21 Outstinct is a counterpart to instinct, used to explain how, with the technological prostheses on which it depends, the body is now constantly redefining the world around it and becoming redefined in the process. Nigel Thrift, “The ‘Sentient’ City and What It May Portend,” Big Data & Society 1, no. 1 (2014): 15. 22 Cameron Tonkinwise, “How We Intend to Future: Review of Anthony Dunne and Fiona Raby, Speculative Everything: Design, Fiction, and Social Dreaming,” Design Philosophy Papers 12, no. 2 (2014): 184.

19 Michel De Certeau, The Practice of Everyday Life: Living and Cooking, Volume 2 (Minnesota: University of Minnesota Press [1984] 1998), 98. 20 Jeffrey Meikle, Twentieth Century Limited: Industrial Design in America 1925–1939 (Temple University Press, 2010), 198.

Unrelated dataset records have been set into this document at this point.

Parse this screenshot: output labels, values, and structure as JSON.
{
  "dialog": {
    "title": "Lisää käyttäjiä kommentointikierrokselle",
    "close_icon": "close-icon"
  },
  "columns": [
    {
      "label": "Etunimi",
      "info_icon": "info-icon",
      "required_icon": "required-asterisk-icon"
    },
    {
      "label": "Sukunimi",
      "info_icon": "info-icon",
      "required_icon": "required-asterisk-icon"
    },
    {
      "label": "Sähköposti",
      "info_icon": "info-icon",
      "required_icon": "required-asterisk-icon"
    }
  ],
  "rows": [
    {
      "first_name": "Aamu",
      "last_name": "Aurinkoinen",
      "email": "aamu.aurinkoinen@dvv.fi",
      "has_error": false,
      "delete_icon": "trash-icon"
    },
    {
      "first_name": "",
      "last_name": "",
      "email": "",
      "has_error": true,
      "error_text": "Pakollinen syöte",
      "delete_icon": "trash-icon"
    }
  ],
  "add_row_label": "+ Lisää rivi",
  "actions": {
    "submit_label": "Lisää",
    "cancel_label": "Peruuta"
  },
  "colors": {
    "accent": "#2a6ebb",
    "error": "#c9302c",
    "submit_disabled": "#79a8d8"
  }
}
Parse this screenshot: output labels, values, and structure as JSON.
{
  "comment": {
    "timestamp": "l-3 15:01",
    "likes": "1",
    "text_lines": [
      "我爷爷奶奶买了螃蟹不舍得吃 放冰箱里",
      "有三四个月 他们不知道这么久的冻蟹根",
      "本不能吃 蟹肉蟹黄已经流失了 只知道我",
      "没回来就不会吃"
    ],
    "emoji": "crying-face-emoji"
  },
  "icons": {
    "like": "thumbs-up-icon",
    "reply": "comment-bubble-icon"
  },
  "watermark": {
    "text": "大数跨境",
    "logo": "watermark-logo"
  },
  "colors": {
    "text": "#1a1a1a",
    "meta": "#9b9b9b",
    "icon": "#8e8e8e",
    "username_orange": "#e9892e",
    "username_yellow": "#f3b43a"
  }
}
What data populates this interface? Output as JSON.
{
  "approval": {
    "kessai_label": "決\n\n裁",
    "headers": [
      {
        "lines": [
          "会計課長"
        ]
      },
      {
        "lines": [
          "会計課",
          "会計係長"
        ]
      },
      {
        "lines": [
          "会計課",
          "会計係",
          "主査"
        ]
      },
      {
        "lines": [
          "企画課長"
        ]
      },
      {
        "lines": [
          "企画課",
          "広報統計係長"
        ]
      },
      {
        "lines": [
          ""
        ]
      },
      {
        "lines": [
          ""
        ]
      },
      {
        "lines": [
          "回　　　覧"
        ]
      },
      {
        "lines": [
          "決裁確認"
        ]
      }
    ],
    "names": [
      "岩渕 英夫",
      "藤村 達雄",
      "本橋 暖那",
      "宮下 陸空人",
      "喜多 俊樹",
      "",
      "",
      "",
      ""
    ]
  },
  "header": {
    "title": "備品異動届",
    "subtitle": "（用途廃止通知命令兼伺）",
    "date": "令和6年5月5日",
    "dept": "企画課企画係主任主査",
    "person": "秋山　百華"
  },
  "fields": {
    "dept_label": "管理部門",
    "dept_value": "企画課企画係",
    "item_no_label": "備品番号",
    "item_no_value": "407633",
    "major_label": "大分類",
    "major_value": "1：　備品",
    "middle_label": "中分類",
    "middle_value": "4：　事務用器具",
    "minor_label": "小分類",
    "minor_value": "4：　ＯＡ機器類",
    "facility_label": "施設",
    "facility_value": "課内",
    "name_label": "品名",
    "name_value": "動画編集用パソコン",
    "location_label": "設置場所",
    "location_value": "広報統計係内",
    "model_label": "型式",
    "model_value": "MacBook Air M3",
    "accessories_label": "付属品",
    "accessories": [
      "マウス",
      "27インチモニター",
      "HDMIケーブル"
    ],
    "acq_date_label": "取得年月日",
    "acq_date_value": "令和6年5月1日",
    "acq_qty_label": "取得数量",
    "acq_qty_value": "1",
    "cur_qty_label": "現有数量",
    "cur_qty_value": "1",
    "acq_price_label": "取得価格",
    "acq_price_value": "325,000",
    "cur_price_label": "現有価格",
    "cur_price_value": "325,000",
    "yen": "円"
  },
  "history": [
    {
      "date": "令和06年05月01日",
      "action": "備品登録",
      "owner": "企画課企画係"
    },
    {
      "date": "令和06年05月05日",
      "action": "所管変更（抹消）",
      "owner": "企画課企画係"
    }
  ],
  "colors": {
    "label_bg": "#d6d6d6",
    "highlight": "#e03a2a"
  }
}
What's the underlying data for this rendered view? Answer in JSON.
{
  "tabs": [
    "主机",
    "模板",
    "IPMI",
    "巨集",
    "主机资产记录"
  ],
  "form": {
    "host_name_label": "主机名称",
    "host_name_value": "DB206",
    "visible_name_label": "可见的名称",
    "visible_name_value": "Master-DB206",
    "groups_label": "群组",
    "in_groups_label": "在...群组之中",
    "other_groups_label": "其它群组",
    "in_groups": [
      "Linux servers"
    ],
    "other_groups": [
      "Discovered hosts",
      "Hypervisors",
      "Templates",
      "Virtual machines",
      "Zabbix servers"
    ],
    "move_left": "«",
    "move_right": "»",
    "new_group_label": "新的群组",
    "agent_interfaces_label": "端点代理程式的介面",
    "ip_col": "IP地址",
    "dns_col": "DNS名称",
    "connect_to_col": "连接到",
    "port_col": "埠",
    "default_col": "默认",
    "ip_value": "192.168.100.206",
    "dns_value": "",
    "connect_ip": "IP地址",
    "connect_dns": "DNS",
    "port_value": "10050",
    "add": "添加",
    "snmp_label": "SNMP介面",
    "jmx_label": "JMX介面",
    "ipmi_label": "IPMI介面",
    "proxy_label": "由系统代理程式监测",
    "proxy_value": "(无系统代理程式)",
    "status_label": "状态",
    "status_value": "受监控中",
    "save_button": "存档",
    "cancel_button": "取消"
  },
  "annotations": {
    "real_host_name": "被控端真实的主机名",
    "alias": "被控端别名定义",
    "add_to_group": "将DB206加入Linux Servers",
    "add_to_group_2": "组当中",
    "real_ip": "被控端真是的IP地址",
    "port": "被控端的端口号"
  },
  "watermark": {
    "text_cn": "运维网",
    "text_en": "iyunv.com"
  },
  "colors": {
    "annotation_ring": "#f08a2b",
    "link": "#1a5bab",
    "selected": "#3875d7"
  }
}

23 D. M. Fryer and J. C. Marshall, “The Motives of Jacques de Vaucanson,” Technology and Culture (1979): 269. 24 C. Mattingly, The Paradox of Hope: Journeys through a Clinical Borderland (California: University of California Press, 2010).

25 James Henry Auger, “Living with Robots,” Journal of Human-Robot Interaction 3, no. 1 (2014): 21. 26 Ibid.

Profile for Queensland College of Art, Griffith University

Experimental Thinking / Design Practices  

Experimental Thinking/Design Practices at Griffith University Art Gallery, Queensland College of Art (QCA), explores several themes integral...

Experimental Thinking / Design Practices  

Experimental Thinking/Design Practices at Griffith University Art Gallery, Queensland College of Art (QCA), explores several themes integral...

Advertisement